- Rob Pincus: I first met Rob Pincus when he was director of training at Valhalla, a state-of-the-art training center in Colorado. When Valhalla closed its doors, Rob set out on his own with I.C.E. Training. I.C.E. stands for integrity, consistency and efficiency. Pincus is a straight-forward, speak-the-truth trainer. I was challenged in Pincus’ training and learned from my mistakes, which is what training is all about. Rob has a new book out, Combat Focus Shooting, which is available at www.icetraining.us. The book puts forth Rob’s thoughts on combat shooting and is a good place to prime yourself for his courses which are taught nationwide. Pincus will challenge you and your conventional thoughts on shooting.
- Chris Costa and Travis Haley: Just like everyone else in law enforcement, I struggle with getting the training I need based on my schedule and the associated costs. Therefore, when I saw a new DVD come out from the training division of Magpul, I ordered my copy of The Art of the Tactical Carbine. Chris Costa and Travis Haley, Magpul’s CEO, lead you through excellent material on the care, feeding and operation of the M-4 style carbine. Volume 2 followed and then a handgun DVD, The Art of Dynamic Handgun, came out. With stellar production these are some of the best firearms training DVDs on the market. Visit www.magpuldynamics.com to order the DVDs or to do the hands-on training courses.

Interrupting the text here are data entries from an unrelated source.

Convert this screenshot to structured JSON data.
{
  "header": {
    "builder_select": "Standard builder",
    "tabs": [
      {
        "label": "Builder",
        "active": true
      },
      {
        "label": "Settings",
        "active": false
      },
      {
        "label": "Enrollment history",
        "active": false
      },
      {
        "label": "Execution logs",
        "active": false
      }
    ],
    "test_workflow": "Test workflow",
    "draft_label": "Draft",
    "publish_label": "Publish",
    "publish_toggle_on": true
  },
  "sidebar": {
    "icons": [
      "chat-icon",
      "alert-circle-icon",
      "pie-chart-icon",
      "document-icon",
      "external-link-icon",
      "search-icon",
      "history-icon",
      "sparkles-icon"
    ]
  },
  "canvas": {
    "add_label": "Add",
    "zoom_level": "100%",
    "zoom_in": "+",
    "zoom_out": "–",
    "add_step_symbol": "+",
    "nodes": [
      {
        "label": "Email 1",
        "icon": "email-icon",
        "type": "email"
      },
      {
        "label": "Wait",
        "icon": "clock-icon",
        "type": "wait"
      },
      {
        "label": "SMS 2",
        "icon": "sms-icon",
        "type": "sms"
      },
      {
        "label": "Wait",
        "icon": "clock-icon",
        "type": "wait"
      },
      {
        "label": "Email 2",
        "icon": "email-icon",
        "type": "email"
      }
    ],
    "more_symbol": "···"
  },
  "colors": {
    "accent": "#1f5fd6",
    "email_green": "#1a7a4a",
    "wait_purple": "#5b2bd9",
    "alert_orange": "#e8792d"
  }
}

- Ron Avery: He’s a professional shooter of some repute (his titles are too numerous to list). Avery’s ability as an instructor is what brings high-speed, low-drag units to seek his services. He not only walks the walk—or shoots the shot—he can teach you how to do it, which is the sign of a master instructor. Avery has some of the best videos in the business. Secrets of a Professional Shooter a three-part training series, which is available online. But for the best bang, literally, attend Avery’s hands-on training courses on his website, www.practicalshootingacademy.com. I’ve attended an Avery course and his ability to diagnose a shooter and make suggestions is second to none.
- Pat Rogers: Although I’ve never met Rogers, who’s from E.A.G. Tactical, I’ve corresponded with him and read his articles about carbines, of which he's an expert. Rogers is a former Marine chief warrant officer and retired N.Y.P.D. sergeant. He served with that agency’s E.S.U. Rogers is likely to bring his traveling, carbine training show to your town. Schedules are available at www.eagtactical.com.
- U.S. Training Center: Formerly Blackwater, the U.S. Training Center has some truly amazing facilities in Moyock, N.C. I went to the company’s facility shortly after it opened, when the National Tactical Officers Association had its conference in the area, and used Blackwater’s facilities. In 2008, I returned to attend a Mossberg shotgun event. With American and foreign military units that can’t be named using the facilities as well as police officers from around the country, I can’t say enough about the instruction and facilities. Officer survival, pistol, carbine, shotgun and you-name-it tactical and firearms training can be found at the facility. Two low-cost DVD’s, Basic Pistol and Defensive Shotgun, are available at www.proshop.blackwaterusa.com. I’ve watched both. The production, as well as the instruction, is exceptional.
The path to enlightenment is taken one step at a time. It may be a slow progress, but it's movement forward. The same holds true for your skill at arms. Law enforcement street warriors must forever train, study and practice.
Don’t wait on your department to train you. Find your own training. Now, more than ever, there are excellent training programs available to you. Just be careful and always vet the instructor.
By extending your training line you increase your ability to win on the street. Make it happen!